It's not something that can be met by our own resources. The people asked Jesus, "What does God want us to do?" (John 6:28). But it's not something that we do. It's ultimately a relationship that we enter into. "Jesus told them, 'This is what God wants you to do: Believe in the one he has sent'" (John 6:29). Jesus provided it for us at great cost. We're invited to receive it. "I am the living bread that came down out of heaven. Anyone who eats this bread will live forever; this bread is my flesh, offered so the world may live" (John 6:51).

Gordon and Gail MacDonald once wrote a book called If Those Who Reach Could Touch. It's about our longing to connect in relationships, and it hints at the fact that our longing to connect doesn't always translate into an actual connection. There may be a lot of us today who would like to reach out and be fed by this living bread. We want this connection with Jesus. We're tired of going through the motions. We want to be full.

Jesus is more than willing to respond. He's already provided what you need. It's not about religion, or about keeping a set of rules. It's about entering into a relationship with him, or of re-establishing that relationship with him. It's about taking time to listen and to connect, to sit down and stop long enough to feast on the bread that he offers.

"Look! Here I stand at the door and knock. If you hear me calling and open the door, I will come in, and we will share a meal as friends" (Revelation 3:20). Last week, Charlene decided she needed a day away from the kids, the phone, and from everything else - including me! - to be fed by Jesus. She went away for a day to a place she wouldn't be disturbed. I'm due for the same. You may be as well. One of the smartest things we could do is to go home and schedule a day, perhaps just half a day, to be fed in our souls. It's time to stop looking elsewhere. It's time to be fed by Jesus.

God's invitation:

Come, all you who are thirsty,
come to the waters;
and you who have no money,
come, buy and eat!
Come, buy wine and milk
without money and without cost.
Why spend money on what is not bread,
and your labor on what does not satisfy?
Listen, listen to me, and eat what is good,
and your soul will delight in the richest of fare...
Seek the LORD while he may be found;
call on him while he is near. (Isaiah 58:1-2, 6)

Our response:

As the deer pants for streams of water,
so I long for you, O God.
I thirst for God, the living God.
When can I come and stand before him? (Psalm 42:1-2)


Darryl Dash

Darryl Dash is a graduate of the University of Waterloo, Heritage Theological Seminary, and Gordon-Conwell Theological Seminary.

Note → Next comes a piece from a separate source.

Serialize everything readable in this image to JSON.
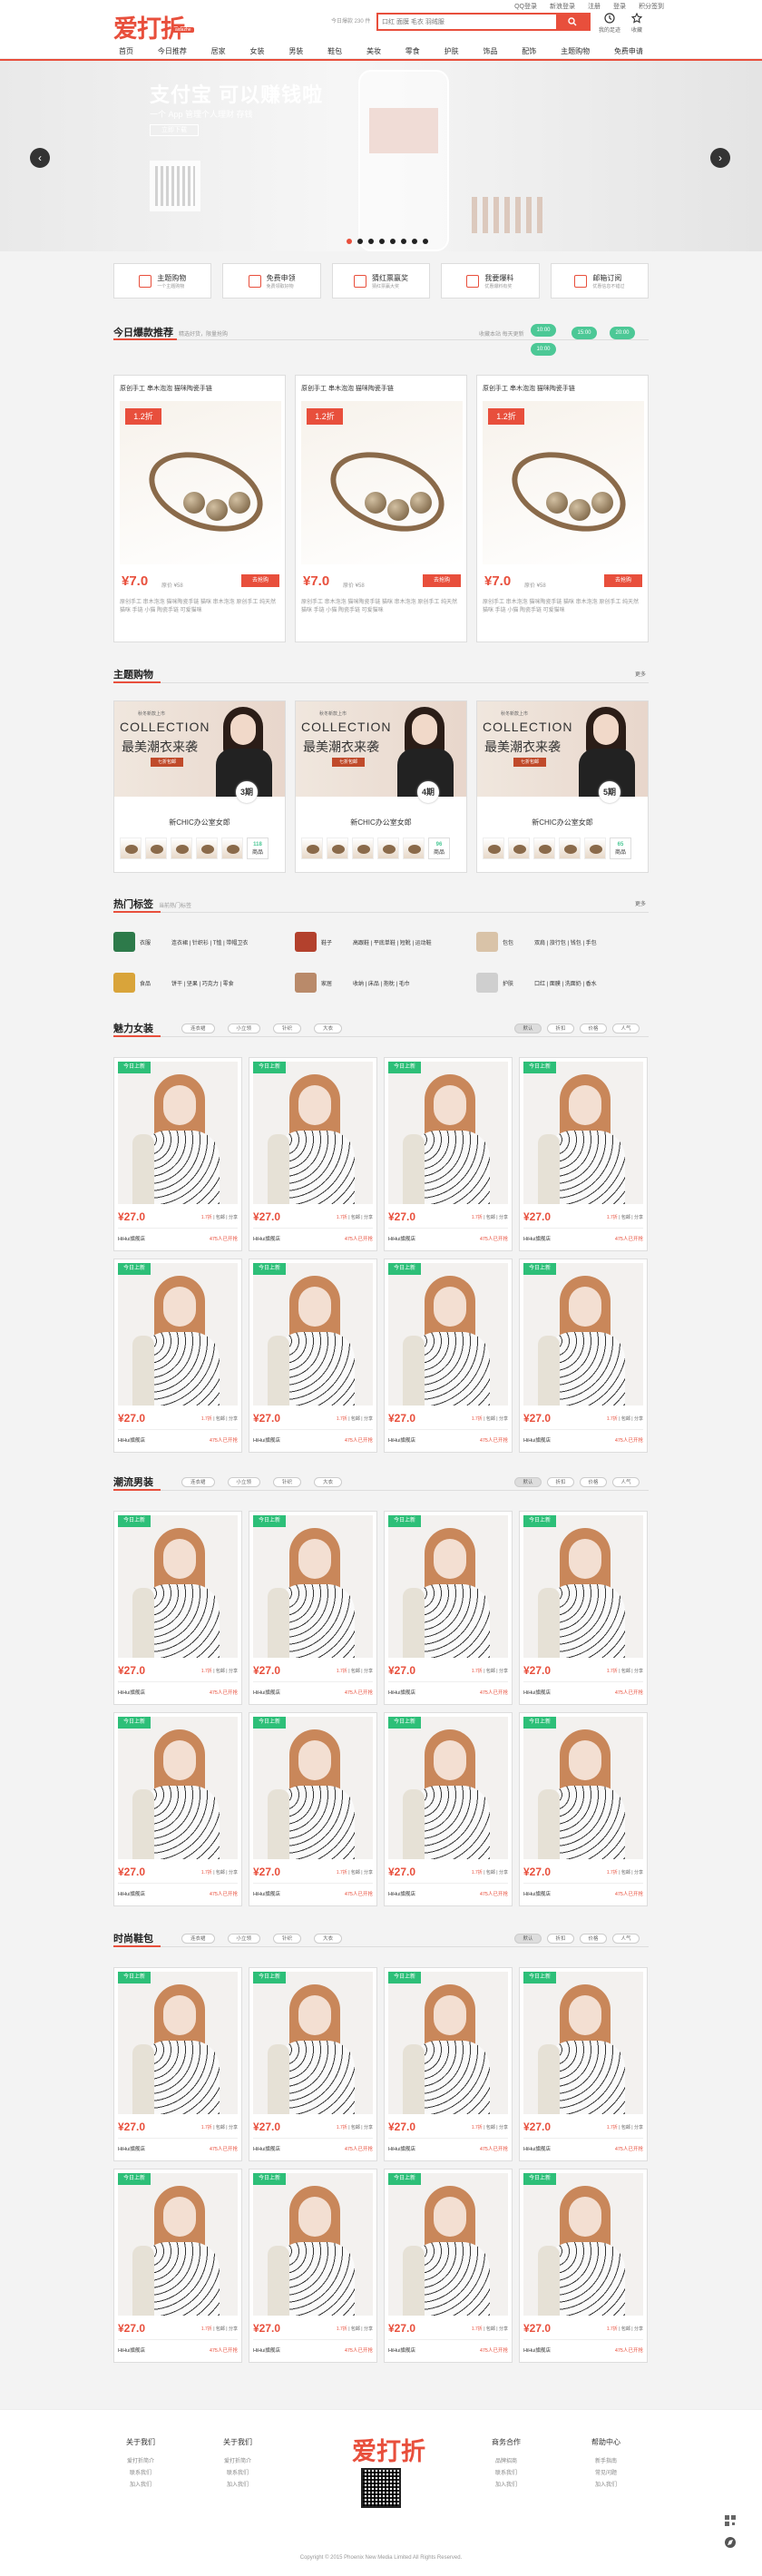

He’s married to Charlene, and has two children, Christina and Josiah. Darryl is currently planting Liberty Grace Church in Liberty Village, Toronto. He previously served as pastor of Richview Baptist Church and Park Lawn Baptist Church, both in west Toronto.